"It's what you do as a child, and actors just never stop," the Tennessee native protests. "And I'm not that articulate as an adult. I didn't have that great of an education and I wasn't very good in school, so to be able to speak the words of Friel, or Shakespeare, or O'Neill and sound incredibly articulate for a couple of hours is a great turn-on to me."
Indeed, Jones was attracted to the production, which opened Thursday night to strong reviews, by the language of Friel's play, which is, in fact, four monologues performed in succession by three actors (Jones, Ralph Fiennes and Ian McDiarmid). It's the tragic story of a traveling faith healer (Fiennes), who seems alternately genius and pathetic; his long-suffering and tortured wife (Jones), and his promoter, as played by a charmingly shameless McDiarmid. "I don't think I've ever worked on anything where the writing is so relentlessly gorgeous," Jones says. "The musicality of it is so strong that it was remarkably easy to learn, given its depth and intensity."

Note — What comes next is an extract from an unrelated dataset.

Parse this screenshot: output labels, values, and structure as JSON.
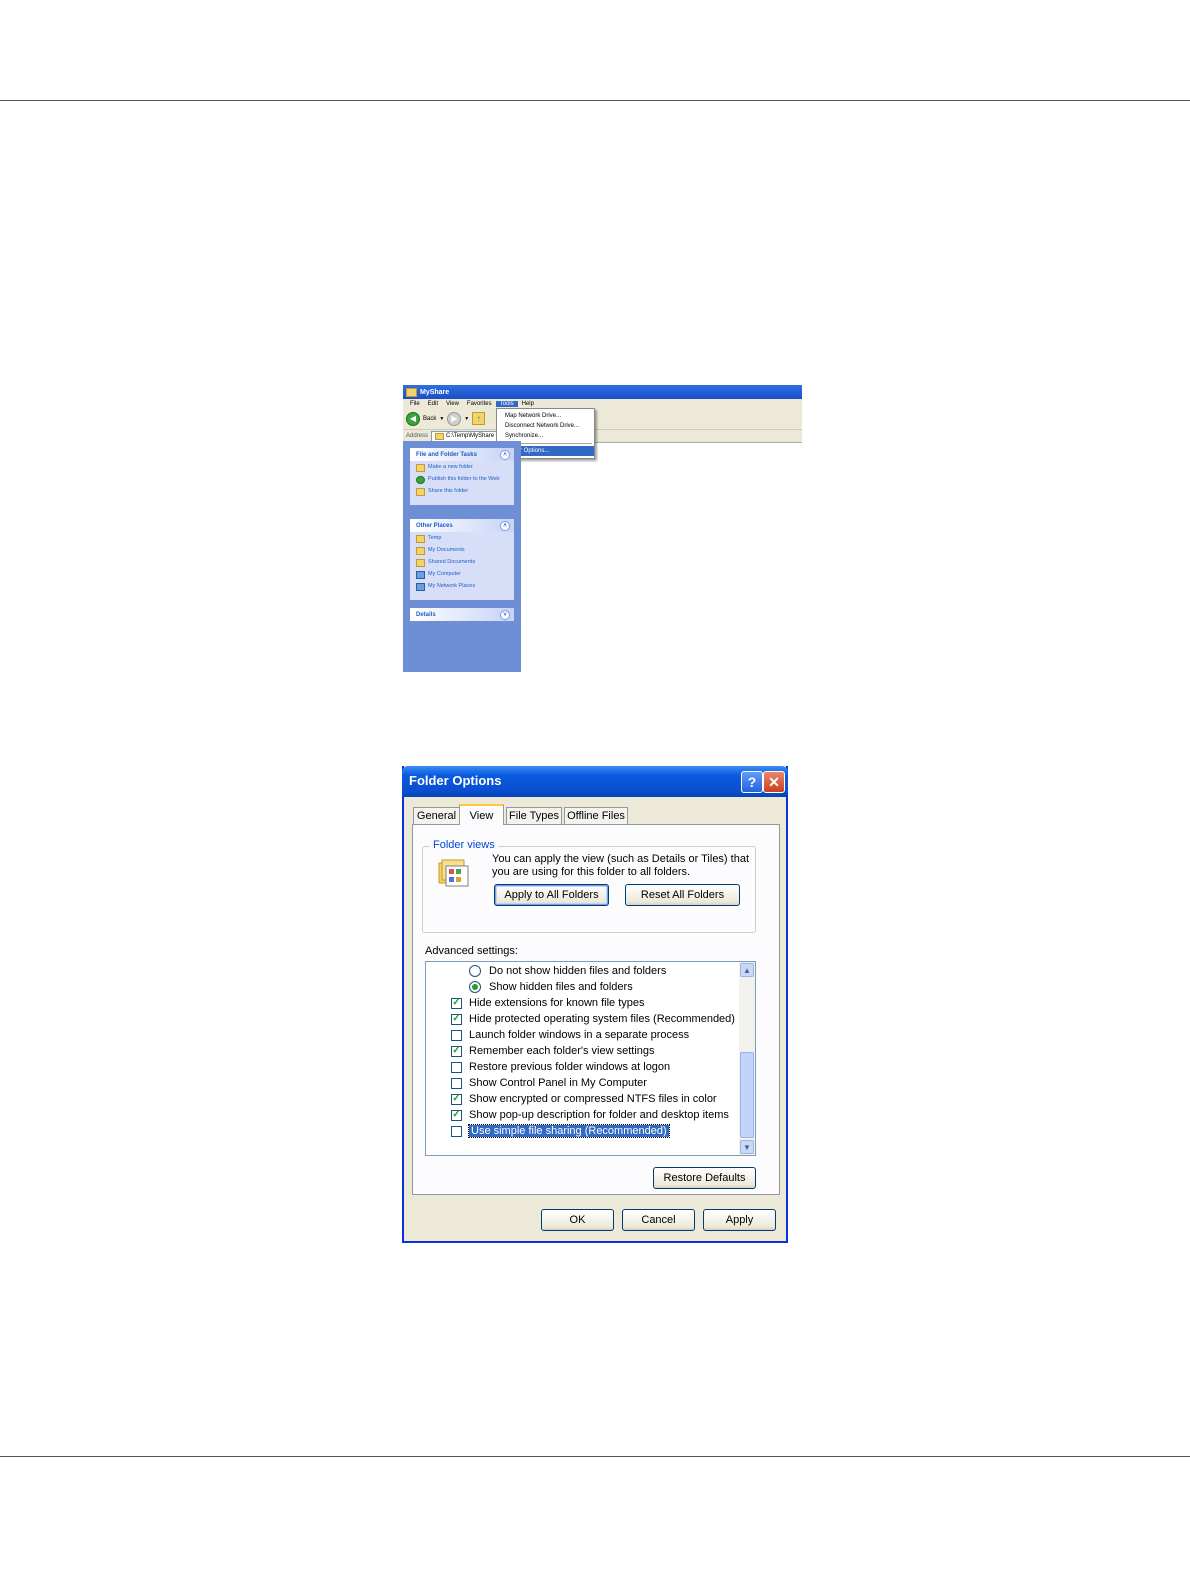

The actors didn't rehearse together, although Fiennes and McDiarmid had a head start on their parts since they starred in the Dublin production at the Gate Theater. "The other actors built up this pathological hatred of [group rehearsals] because to watch the others, even once, is kind of agony, because it's hearing a rebuttal of what the characters have created for themselves," she explains. "It's so funny — I did a photo session with the boys and had dinner with Ralph, and so I'm building literally on that thin of a foundation of them. I'm just by myself with Mr. Friel and the memory of these two men."